that store represent the rest of us in the economy (in the form
of businesses and their employees) and you can see why we would
like those people to be making ten times as much money.
We are all wealthier in the long run when everyone can participate
fully in the economy and meet their basic needs. In some parts
of the world unemployment is higher than 50%. Just think how
much better off the country -- and all its citizens -- would
be if all those potential artists, store-owners, business women,
and laborers were part of the economy.
Governments have a poor record of doing the right things when
it comes to helping people help themselves. Unfortunately, much
of what is done to alleviate poverty can also help perpetuate
it (grain donations in poor countries have been known to destroy
local grain farms, for example, by lowering the price below the
cost of production). But this doesn't mean that nothing good
has ever been done by governments, nor does it mean that we can't
push for those policies that actually help both in the short
and long term.
Income inequality does matter in countries with extreme poverty.
A bit of redistribution can alleviate it not by making the rich
poor, but by raising the incomes at the bottom and improving
the economy as a whole. It just has to be done wisely.
A Few More Notes About Income Inequality and Redistribution
I like to remind my liberal friends that all tax revenue and
law in general is accomplished by force. I do not pay taxes voluntarily,
but pay because men with guns will come if I don't (I would not
support the many wars and other nonsense my money is spent on
if I had the choice). With this in mind we should be very careful
about what programs we advocate and about law making in general.
I like to remind my conservative friends that they too believe
in "sharing the wealth," just in different ways and
degrees. None of them advocate ending public schooling or Social
Security, both of which are redistribution schemes (the latter
because the money paid out is taken from current taxpayers, not
prior investments, which were never made). And they never seem
to complain about the vast welfare programs for the wealthy and
large corporations (you can read more about that here: Redistribution
to the Rich.)
Finally, income inequality, while not necessarily a problem
in itself, is worth looking into when it is growing more pronounced,
as it currently is in the United States. You have to wonder why
the economy is producing more than ever, with productivity per
employee more than doubling in forty years, while those employees
make less now (adjusted for inflation) than they did forty years
ago, and the richest few percent are five times as rich. Much
of that is tax policy, which has directly and indirectly shifted
more and more of the cost of government onto the shoulders of
the poor and middle class and has made it more difficult for
people to increase their income through small businesses.

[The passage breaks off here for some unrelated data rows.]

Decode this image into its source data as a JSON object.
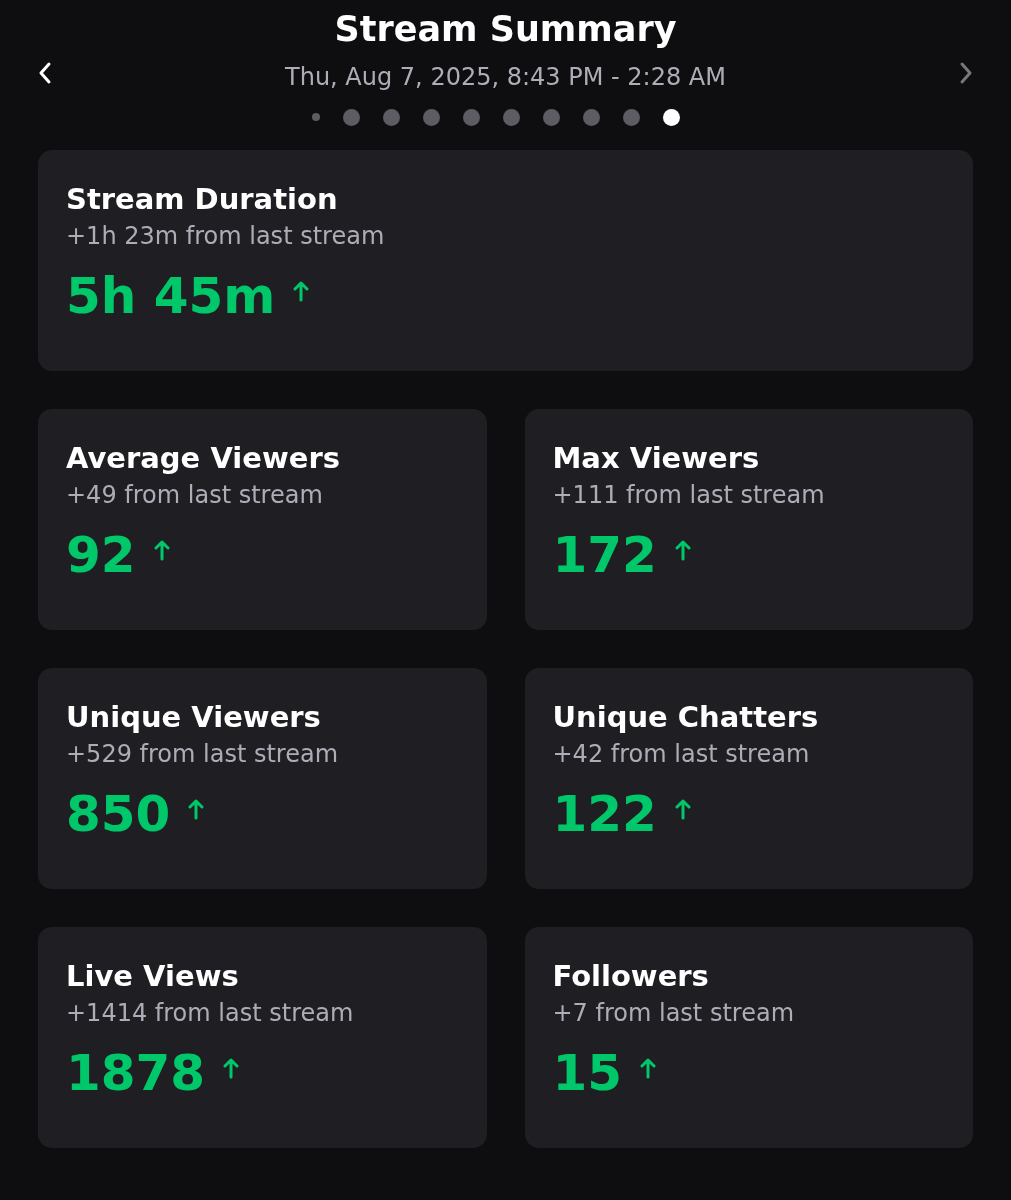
{
  "header": {
    "title": "Stream Summary",
    "subtitle": "Thu, Aug 7, 2025, 8:43 PM - 2:28 AM",
    "prev_disabled": false,
    "next_disabled": true
  },
  "pager": [
    {
      "kind": "small",
      "selected": false
    },
    {
      "kind": "normal",
      "selected": false
    },
    {
      "kind": "normal",
      "selected": false
    },
    {
      "kind": "normal",
      "selected": false
    },
    {
      "kind": "normal",
      "selected": false
    },
    {
      "kind": "normal",
      "selected": false
    },
    {
      "kind": "normal",
      "selected": false
    },
    {
      "kind": "normal",
      "selected": false
    },
    {
      "kind": "normal",
      "selected": false
    },
    {
      "kind": "normal",
      "selected": true
    }
  ],
  "cards": [
    {
      "title": "Stream Duration",
      "change": "+1h 23m from last stream",
      "value": "5h 45m",
      "rising": true,
      "wide": true
    },
    {
      "title": "Average Viewers",
      "change": "+49 from last stream",
      "value": "92",
      "rising": true,
      "wide": false
    },
    {
      "title": "Max Viewers",
      "change": "+111 from last stream",
      "value": "172",
      "rising": true,
      "wide": false
    },
    {
      "title": "Unique Viewers",
      "change": "+529 from last stream",
      "value": "850",
      "rising": true,
      "wide": false
    },
    {
      "title": "Unique Chatters",
      "change": "+42 from last stream",
      "value": "122",
      "rising": true,
      "wide": false
    },
    {
      "title": "Live Views",
      "change": "+1414 from last stream",
      "value": "1878",
      "rising": true,
      "wide": false
    },
    {
      "title": "Followers",
      "change": "+7 from last stream",
      "value": "15",
      "rising": true,
      "wide": false
    }
  ]
}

But that is a topic for another time. For now I will repeat
my proposition that income inequality is not the same as poverty,
and that the latter can be alleviated is wise ways that benefit
all of us, and even reduce that inequality at the same time.